- Another story comes from Grenada, where the national cooling action plan has helped stakeholders to develop a set of integrated measures to address challenges related to the cooling sector and accelerate its transition. The potential emission reduction from the HFC phase-down and energy efficiency in the cooling sector have also been included in the second update of the country’s nationally determined contribution.
- Key to the realization of the Kigali Amendment’s potential is reliance on science; assistance for Article 5 parties through adequate, timely and predictable funding for the transition to HFC alternatives, capacity-building, enabling projects and institutional strengthening activities; support for regional ozone networks; refrigerant recovery, reclamation, and disposal.
- The challenges in implementing the Kigali Amendment include access to alternative technologies, training for service sector technicians; technical capacity-building and equipment for customs officials to enable control of a variety of gases; effective implementation of a quota and licensing system; addressing of risks associated with safe handling of hydrocarbons; strengthening of refrigerant recovery and recycling; development of standards for the certification of refrigeration and air-conditioning technicians. Additional funding is needed for small island developing states and other low-volume consuming countries that cannot benefit from economies of scale.

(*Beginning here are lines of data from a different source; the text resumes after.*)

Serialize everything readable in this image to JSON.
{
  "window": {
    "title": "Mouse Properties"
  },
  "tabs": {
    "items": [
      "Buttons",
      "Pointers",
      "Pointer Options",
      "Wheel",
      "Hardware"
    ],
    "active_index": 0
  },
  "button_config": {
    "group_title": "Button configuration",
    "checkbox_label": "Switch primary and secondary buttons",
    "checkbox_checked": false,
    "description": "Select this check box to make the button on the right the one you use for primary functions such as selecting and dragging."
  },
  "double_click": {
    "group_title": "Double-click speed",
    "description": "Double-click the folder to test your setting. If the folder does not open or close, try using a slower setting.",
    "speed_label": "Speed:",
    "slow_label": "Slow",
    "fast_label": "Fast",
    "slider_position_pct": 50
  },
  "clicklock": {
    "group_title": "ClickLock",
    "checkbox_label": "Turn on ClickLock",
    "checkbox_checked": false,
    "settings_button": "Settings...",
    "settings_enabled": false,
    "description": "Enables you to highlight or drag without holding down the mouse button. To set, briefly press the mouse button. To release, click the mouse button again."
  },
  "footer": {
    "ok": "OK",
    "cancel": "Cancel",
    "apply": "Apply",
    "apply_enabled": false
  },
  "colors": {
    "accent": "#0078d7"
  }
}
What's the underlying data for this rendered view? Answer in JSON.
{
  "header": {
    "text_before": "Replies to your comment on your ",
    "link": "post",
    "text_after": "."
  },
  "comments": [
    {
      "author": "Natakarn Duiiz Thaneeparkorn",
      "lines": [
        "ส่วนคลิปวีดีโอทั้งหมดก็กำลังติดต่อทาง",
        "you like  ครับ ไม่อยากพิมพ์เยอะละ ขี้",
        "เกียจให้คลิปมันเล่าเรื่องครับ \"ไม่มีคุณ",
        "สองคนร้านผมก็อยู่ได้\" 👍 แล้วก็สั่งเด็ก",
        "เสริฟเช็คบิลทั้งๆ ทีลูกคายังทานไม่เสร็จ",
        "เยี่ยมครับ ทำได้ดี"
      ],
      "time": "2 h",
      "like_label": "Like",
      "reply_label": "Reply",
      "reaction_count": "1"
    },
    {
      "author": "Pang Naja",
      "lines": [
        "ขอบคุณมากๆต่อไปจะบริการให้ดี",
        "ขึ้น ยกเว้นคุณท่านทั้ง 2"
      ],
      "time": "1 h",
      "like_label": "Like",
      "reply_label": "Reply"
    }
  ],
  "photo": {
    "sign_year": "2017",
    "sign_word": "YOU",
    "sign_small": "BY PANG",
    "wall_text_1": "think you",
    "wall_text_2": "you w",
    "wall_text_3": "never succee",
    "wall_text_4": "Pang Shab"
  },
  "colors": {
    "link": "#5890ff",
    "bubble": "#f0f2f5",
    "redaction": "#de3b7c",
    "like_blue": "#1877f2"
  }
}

- While the end-of-life destruction of refrigerants is not a compliance issue under the Protocol, more attention and support to the proper recovery and disposal of banks of controlled substances in equipment and equipment themselves could deliver substantial climate benefits.
- However, reclamation could, unwantedly, extend the life of old, inefficient equipment when leakage of controlled substances into the atmosphere can also become significant. Reclamation can have positive or negative impact and therefore must be considered carefully in policymaking.

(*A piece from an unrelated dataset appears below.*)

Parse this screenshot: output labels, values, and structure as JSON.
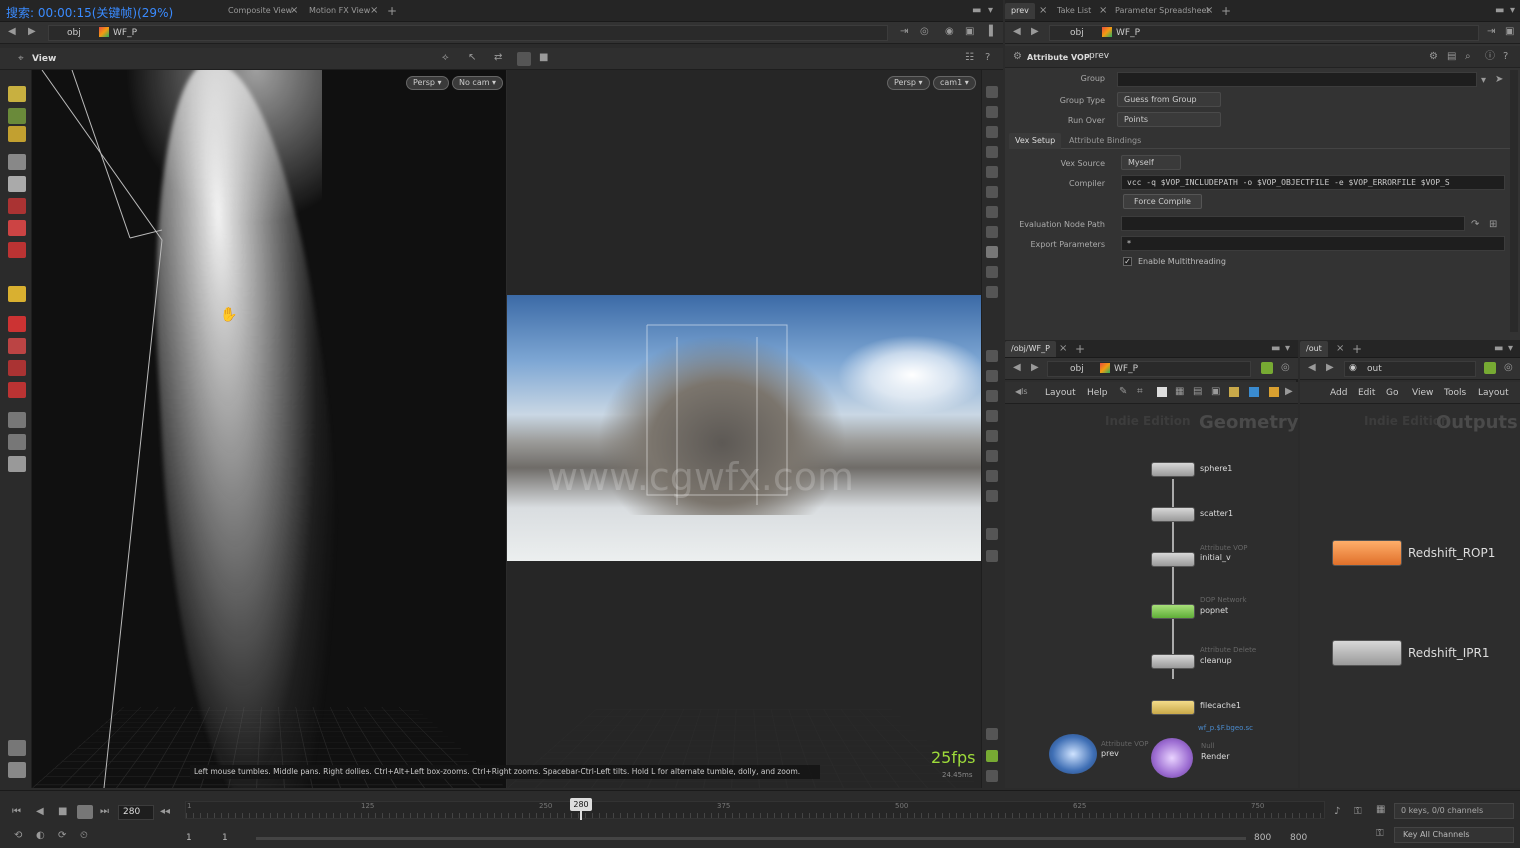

- The development of national cooling action plans is complex but provides an excellent opportunity to engage all stakeholders to gain a holistic perspective to cooling needs, develop the relevant activities together and raise awareness of the goals and ways to achieve them. A policy is more effective when all stakeholders have been involved in its design.
- National cooling action plans also include measures such as passive cooling, energy efficiency and green procurement in addition to core measures traditionally used for the implementation of the Montreal Protocol, for example, enhancement of skills of refrigeration and air conditioning service technicians, and upgrade of servicing practices.
- The Montreal Protocol’s success would not have been possible without the private sector. The Montreal Protocol provided a vision and clear signals to the relevant industries as to how those industries needed to develop, while allowing them sufficient time to transition to alternative substances and technologies.
- Cooling as a service is a new business opportunity where companies make investment in the energy-efficient cooling equipment for the clients and are paid for the service and also through the energy savings generated.
- In the warming world, cooling is becoming essential. It needs therefore to use zero-ozone depleting and low-global warming refrigerants and be efficient, accessible and affordable as an effective climate adaption solution.